YOUR GOAL:
The response must reproduce every record below without alteration.

PROVIDED RECORDS:
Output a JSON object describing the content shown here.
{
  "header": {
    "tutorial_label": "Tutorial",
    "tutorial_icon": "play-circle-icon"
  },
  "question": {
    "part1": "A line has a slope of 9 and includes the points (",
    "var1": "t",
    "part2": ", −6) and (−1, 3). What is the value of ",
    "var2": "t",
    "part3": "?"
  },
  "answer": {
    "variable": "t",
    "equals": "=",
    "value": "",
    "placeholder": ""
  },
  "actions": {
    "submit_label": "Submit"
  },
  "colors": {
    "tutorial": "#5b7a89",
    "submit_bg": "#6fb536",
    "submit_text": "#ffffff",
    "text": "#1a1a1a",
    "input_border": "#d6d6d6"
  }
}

SOLUTION TO THIS PROBLEM:
Output a JSON object describing the content shown here.
{
  "header": {
    "tutorial_label": "Tutorial",
    "tutorial_icon": "play-circle-icon"
  },
  "question": {
    "part1": "A line has a slope of 9 and includes the points (",
    "var1": "t",
    "part2": ", −6) and (−1, 3). What is the value of ",
    "var2": "t",
    "part3": "?"
  },
  "answer": {
    "variable": "t",
    "equals": "=",
    "value": "",
    "placeholder": ""
  },
  "actions": {
    "submit_label": "Submit"
  },
  "colors": {
    "tutorial": "#5b7a89",
    "submit_bg": "#6fb536",
    "submit_text": "#ffffff",
    "text": "#1a1a1a",
    "input_border": "#d6d6d6"
  }
}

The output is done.